PROBLEM: Write the records out again in full, word for word.

[App and web page records]

======

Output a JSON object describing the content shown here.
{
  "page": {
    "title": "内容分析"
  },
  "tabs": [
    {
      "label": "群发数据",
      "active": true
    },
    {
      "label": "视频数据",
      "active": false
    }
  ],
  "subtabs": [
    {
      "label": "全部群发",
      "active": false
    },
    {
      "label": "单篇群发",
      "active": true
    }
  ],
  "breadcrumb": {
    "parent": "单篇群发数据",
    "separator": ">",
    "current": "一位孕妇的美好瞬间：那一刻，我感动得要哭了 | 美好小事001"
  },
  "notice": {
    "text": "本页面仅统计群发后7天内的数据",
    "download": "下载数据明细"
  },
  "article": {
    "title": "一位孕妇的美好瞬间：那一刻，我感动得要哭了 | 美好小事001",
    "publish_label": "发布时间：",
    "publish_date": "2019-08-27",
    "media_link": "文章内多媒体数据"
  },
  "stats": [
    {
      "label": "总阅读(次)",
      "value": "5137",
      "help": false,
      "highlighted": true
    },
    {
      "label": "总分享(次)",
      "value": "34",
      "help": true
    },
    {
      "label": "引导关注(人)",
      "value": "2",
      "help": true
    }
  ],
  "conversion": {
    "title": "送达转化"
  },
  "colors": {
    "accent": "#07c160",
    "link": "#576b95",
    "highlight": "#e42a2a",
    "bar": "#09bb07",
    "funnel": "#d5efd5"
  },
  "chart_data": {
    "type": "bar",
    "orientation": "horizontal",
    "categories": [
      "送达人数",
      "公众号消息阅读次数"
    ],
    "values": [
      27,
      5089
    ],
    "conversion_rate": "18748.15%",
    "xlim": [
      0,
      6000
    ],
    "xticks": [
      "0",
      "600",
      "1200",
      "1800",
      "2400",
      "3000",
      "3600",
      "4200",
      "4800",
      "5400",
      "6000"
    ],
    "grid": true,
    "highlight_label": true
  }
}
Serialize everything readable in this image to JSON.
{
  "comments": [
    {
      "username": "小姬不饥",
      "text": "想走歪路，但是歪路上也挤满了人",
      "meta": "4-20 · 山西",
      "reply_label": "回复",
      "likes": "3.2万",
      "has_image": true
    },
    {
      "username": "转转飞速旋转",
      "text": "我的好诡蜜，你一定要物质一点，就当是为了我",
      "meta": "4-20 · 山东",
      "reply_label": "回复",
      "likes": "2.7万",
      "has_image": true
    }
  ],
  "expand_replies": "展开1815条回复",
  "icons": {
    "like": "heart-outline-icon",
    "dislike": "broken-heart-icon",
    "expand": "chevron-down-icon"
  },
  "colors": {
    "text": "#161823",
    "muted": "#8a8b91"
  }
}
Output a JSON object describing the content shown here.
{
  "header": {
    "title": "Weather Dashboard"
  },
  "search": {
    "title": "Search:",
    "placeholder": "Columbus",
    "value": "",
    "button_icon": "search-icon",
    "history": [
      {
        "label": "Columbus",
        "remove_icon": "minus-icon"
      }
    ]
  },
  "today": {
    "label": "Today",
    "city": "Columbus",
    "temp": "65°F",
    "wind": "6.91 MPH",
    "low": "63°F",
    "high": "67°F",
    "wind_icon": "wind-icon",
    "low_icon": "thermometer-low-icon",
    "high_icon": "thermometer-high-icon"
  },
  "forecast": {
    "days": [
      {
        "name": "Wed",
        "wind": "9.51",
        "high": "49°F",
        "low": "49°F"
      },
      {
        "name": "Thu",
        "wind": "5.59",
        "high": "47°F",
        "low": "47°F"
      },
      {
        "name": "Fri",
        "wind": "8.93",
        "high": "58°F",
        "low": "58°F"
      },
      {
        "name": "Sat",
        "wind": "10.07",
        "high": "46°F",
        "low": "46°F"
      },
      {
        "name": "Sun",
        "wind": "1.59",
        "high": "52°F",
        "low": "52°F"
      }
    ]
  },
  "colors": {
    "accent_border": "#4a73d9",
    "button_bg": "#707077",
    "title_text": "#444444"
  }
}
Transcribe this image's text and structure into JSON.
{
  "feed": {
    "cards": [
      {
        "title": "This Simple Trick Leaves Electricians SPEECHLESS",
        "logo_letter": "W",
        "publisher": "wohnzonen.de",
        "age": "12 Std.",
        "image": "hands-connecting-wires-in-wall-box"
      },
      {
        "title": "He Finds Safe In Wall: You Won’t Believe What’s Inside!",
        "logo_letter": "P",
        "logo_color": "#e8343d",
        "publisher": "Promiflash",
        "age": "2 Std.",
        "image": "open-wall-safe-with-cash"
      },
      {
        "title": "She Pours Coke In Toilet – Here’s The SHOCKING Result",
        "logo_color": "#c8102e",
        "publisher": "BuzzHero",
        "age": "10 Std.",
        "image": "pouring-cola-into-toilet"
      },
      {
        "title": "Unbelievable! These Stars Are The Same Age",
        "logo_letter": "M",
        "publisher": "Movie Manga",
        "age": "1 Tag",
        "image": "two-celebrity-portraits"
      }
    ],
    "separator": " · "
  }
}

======

RESPONSE AREA:
Output a JSON object describing the content shown here.
{
  "page": {
    "title": "内容分析"
  },
  "tabs": [
    {
      "label": "群发数据",
      "active": true
    },
    {
      "label": "视频数据",
      "active": false
    }
  ],
  "subtabs": [
    {
      "label": "全部群发",
      "active": false
    },
    {
      "label": "单篇群发",
      "active": true
    }
  ],
  "breadcrumb": {
    "parent": "单篇群发数据",
    "separator": ">",
    "current": "一位孕妇的美好瞬间：那一刻，我感动得要哭了 | 美好小事001"
  },
  "notice": {
    "text": "本页面仅统计群发后7天内的数据",
    "download": "下载数据明细"
  },
  "article": {
    "title": "一位孕妇的美好瞬间：那一刻，我感动得要哭了 | 美好小事001",
    "publish_label": "发布时间：",
    "publish_date": "2019-08-27",
    "media_link": "文章内多媒体数据"
  },
  "stats": [
    {
      "label": "总阅读(次)",
      "value": "5137",
      "help": false,
      "highlighted": true
    },
    {
      "label": "总分享(次)",
      "value": "34",
      "help": true
    },
    {
      "label": "引导关注(人)",
      "value": "2",
      "help": true
    }
  ],
  "conversion": {
    "title": "送达转化"
  },
  "colors": {
    "accent": "#07c160",
    "link": "#576b95",
    "highlight": "#e42a2a",
    "bar": "#09bb07",
    "funnel": "#d5efd5"
  },
  "chart_data": {
    "type": "bar",
    "orientation": "horizontal",
    "categories": [
      "送达人数",
      "公众号消息阅读次数"
    ],
    "values": [
      27,
      5089
    ],
    "conversion_rate": "18748.15%",
    "xlim": [
      0,
      6000
    ],
    "xticks": [
      "0",
      "600",
      "1200",
      "1800",
      "2400",
      "3000",
      "3600",
      "4200",
      "4800",
      "5400",
      "6000"
    ],
    "grid": true,
    "highlight_label": true
  }
}
Serialize everything readable in this image to JSON.
{
  "comments": [
    {
      "username": "小姬不饥",
      "text": "想走歪路，但是歪路上也挤满了人",
      "meta": "4-20 · 山西",
      "reply_label": "回复",
      "likes": "3.2万",
      "has_image": true
    },
    {
      "username": "转转飞速旋转",
      "text": "我的好诡蜜，你一定要物质一点，就当是为了我",
      "meta": "4-20 · 山东",
      "reply_label": "回复",
      "likes": "2.7万",
      "has_image": true
    }
  ],
  "expand_replies": "展开1815条回复",
  "icons": {
    "like": "heart-outline-icon",
    "dislike": "broken-heart-icon",
    "expand": "chevron-down-icon"
  },
  "colors": {
    "text": "#161823",
    "muted": "#8a8b91"
  }
}
Output a JSON object describing the content shown here.
{
  "header": {
    "title": "Weather Dashboard"
  },
  "search": {
    "title": "Search:",
    "placeholder": "Columbus",
    "value": "",
    "button_icon": "search-icon",
    "history": [
      {
        "label": "Columbus",
        "remove_icon": "minus-icon"
      }
    ]
  },
  "today": {
    "label": "Today",
    "city": "Columbus",
    "temp": "65°F",
    "wind": "6.91 MPH",
    "low": "63°F",
    "high": "67°F",
    "wind_icon": "wind-icon",
    "low_icon": "thermometer-low-icon",
    "high_icon": "thermometer-high-icon"
  },
  "forecast": {
    "days": [
      {
        "name": "Wed",
        "wind": "9.51",
        "high": "49°F",
        "low": "49°F"
      },
      {
        "name": "Thu",
        "wind": "5.59",
        "high": "47°F",
        "low": "47°F"
      },
      {
        "name": "Fri",
        "wind": "8.93",
        "high": "58°F",
        "low": "58°F"
      },
      {
        "name": "Sat",
        "wind": "10.07",
        "high": "46°F",
        "low": "46°F"
      },
      {
        "name": "Sun",
        "wind": "1.59",
        "high": "52°F",
        "low": "52°F"
      }
    ]
  },
  "colors": {
    "accent_border": "#4a73d9",
    "button_bg": "#707077",
    "title_text": "#444444"
  }
}
Transcribe this image's text and structure into JSON.
{
  "feed": {
    "cards": [
      {
        "title": "This Simple Trick Leaves Electricians SPEECHLESS",
        "logo_letter": "W",
        "publisher": "wohnzonen.de",
        "age": "12 Std.",
        "image": "hands-connecting-wires-in-wall-box"
      },
      {
        "title": "He Finds Safe In Wall: You Won’t Believe What’s Inside!",
        "logo_letter": "P",
        "logo_color": "#e8343d",
        "publisher": "Promiflash",
        "age": "2 Std.",
        "image": "open-wall-safe-with-cash"
      },
      {
        "title": "She Pours Coke In Toilet – Here’s The SHOCKING Result",
        "logo_color": "#c8102e",
        "publisher": "BuzzHero",
        "age": "10 Std.",
        "image": "pouring-cola-into-toilet"
      },
      {
        "title": "Unbelievable! These Stars Are The Same Age",
        "logo_letter": "M",
        "publisher": "Movie Manga",
        "age": "1 Tag",
        "image": "two-celebrity-portraits"
      }
    ],
    "separator": " · "
  }
}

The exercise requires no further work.